The distance the tool will move vertically when performing the next Z-pass (see Multiple Z-Passes above). This distance must be within the total cutting Flute-Length of the tool itself. Cutting beyond the flutes will not work, as the shaft cannot cut. Generally the Stepdown is 1/3 to 1/2 of the flute length at most, and may be substantially less depending upon the material being cut. The larger the stepdown, the slower of a feedrate you will need to use, as the tool is cutting more. A smaller stepdown can use a faster feedrate for traversing over the material when cutting.

Spindle Speed:
The rotating speed of the cutting tool, defined in revolutions per minute (rpm). This is how fast the milling tool spins as it cuts. A faster spindle speed will create a smoother cut, and can generally take a higher feedrate but will create greater heat from friction in some materials (aluminum, brass, etc.). A slower spindle speed will cut rougher and may not eject chips properly. Too slow of a spindle speed, relative to the feedrate, can even jam the tool in the material.

Feed Rate:
This is the lateral rate of motion of the cutting head as it traverses the material during cutting operations. Feedrates must be carefully considered for each material, and relative to other factors such as spindle speed, stepover, tool diameter, the number of flutes on the cutting tool, etc. This will take some experimentation, but do not try to make the machine go too fast. It can damage not only your part, but the machine itself. Feedrates are defined usually in Inches per Minute or Feet per Minute.

Plunge Rate:
Like feed rate, this is the rate at which the cutting head moves, but in this case only when plunging, or drilling, into the material. This rate is often set differently than the feedrate as this type of cutting generates more friction and is a more difficult cutting move due to the entire 360 degrees of the tool being engaged at once. This is generally 1/2 to 3/4 of the feed rate.

The result:
The result is a series of paths traversing the surface of the material, stepping over and stepping down successively to cut away the material. Toolpaths are shown graphically on screen in red, and will be written out in code during Posting.
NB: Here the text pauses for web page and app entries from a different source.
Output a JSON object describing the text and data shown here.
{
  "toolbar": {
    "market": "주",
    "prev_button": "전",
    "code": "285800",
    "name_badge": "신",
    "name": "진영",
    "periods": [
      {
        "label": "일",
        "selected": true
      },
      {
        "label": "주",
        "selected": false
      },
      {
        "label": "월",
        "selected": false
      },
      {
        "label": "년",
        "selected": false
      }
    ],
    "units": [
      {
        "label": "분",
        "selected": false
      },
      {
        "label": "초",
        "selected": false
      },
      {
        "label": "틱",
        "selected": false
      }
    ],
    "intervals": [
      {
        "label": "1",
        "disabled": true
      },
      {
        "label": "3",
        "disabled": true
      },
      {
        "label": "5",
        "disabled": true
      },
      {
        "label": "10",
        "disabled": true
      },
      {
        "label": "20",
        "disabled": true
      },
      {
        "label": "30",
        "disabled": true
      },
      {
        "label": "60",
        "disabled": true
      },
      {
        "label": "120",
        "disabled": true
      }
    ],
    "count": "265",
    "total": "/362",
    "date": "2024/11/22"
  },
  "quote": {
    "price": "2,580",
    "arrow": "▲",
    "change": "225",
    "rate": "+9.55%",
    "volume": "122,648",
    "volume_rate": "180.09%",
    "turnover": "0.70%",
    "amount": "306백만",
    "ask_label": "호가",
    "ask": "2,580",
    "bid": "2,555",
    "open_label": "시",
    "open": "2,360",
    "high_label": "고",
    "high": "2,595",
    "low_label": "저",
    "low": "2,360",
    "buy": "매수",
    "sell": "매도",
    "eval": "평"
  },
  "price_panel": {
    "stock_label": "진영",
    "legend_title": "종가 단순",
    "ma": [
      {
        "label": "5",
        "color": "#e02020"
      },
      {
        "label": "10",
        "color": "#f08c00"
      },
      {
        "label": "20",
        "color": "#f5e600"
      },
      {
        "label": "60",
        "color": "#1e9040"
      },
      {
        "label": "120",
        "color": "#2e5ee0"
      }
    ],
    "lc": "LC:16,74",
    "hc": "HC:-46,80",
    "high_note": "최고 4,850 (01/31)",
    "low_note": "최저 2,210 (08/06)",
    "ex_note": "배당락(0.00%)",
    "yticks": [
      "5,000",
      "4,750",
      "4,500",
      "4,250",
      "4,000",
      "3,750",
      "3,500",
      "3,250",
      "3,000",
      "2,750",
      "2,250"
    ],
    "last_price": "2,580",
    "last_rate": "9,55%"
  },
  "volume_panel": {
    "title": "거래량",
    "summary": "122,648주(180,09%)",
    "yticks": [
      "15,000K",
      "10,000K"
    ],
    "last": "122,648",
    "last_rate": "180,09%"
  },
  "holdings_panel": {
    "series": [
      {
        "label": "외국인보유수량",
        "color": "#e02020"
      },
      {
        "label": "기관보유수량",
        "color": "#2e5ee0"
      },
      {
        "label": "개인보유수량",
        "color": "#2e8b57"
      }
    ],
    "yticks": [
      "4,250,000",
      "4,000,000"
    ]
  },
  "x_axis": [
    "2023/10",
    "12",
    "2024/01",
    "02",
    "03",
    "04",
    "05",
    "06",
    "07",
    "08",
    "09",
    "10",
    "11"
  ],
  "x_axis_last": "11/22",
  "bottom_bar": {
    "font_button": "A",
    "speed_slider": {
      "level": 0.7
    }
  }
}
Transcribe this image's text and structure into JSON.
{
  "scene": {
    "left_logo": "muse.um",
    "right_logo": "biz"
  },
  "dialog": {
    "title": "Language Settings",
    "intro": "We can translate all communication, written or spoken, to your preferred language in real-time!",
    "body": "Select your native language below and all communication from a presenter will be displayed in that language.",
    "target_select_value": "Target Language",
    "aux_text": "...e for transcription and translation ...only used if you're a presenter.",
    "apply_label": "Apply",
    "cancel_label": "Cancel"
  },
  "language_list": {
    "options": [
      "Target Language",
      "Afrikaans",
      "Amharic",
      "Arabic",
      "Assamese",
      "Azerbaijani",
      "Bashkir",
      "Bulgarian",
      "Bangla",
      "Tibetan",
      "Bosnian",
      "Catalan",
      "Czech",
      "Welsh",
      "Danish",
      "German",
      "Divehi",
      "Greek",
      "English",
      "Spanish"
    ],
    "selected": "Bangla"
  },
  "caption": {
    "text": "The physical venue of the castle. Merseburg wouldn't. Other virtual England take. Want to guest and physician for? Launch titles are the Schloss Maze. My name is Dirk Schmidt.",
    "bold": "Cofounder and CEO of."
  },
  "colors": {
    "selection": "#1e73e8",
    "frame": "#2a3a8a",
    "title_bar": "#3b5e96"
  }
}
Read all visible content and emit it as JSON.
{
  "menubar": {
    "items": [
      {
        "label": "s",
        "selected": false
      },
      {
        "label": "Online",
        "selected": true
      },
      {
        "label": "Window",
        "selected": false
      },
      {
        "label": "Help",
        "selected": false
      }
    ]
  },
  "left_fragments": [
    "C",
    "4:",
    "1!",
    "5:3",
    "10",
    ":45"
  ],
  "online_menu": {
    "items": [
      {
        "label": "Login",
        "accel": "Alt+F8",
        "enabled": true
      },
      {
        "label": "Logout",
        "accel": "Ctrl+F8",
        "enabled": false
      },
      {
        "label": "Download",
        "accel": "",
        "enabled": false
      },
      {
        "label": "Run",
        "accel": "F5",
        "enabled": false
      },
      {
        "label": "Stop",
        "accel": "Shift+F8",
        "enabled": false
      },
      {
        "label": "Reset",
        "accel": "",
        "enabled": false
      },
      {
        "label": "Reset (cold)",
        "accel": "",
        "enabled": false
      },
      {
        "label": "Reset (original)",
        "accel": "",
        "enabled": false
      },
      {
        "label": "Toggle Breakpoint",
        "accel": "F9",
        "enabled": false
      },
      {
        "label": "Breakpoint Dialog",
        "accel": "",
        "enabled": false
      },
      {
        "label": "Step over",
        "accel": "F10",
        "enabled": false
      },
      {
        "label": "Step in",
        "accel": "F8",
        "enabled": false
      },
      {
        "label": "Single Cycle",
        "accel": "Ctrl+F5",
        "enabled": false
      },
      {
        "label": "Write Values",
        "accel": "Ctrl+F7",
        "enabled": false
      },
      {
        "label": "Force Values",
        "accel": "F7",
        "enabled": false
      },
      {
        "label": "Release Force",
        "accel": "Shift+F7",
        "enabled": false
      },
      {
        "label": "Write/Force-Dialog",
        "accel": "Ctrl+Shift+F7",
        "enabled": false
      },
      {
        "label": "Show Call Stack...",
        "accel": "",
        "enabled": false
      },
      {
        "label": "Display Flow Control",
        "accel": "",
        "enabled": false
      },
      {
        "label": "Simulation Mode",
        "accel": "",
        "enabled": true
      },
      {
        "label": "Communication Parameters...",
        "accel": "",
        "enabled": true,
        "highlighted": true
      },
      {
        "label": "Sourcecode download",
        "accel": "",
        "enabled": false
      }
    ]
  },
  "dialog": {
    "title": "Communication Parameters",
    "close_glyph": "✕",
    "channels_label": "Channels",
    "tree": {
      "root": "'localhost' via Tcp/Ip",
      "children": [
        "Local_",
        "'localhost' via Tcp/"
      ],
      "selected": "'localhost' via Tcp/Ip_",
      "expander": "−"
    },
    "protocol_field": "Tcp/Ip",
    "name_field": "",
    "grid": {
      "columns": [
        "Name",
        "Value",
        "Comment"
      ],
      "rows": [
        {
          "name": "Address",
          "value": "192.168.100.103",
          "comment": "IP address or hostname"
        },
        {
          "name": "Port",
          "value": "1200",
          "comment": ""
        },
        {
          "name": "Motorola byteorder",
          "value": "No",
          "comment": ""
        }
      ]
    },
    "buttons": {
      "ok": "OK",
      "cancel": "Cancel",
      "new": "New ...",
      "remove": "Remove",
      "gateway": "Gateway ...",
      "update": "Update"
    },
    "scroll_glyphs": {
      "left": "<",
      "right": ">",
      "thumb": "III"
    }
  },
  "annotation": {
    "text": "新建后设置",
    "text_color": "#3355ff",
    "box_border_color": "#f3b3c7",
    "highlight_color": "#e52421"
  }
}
To enable the Milling or Routing machine to actually cut these toolpaths out of the material physically, the machining instructions of the toolpaths must be sent out to the machine as a coded set of machine instructions called G&M codes. Each machine on the market will take a slightly different style of G&M codes (some don't even use G&M at all, and use other coding structures).

To get them out, we must use the Save Toolpaths tool:

The Save Toolpaths dialog appears, in which you choose one of your named toolpath processes, and then the Machine Output file format. For all of our work, the machine output file format will be Denford_Inch (*.fnc). This is a GE Fanuc standard G&M code file made to work with our Denford Milling and Routing machines.

This file can then be loaded into the Denford VR Milling Software to be run on the appropriate manufacturing machine.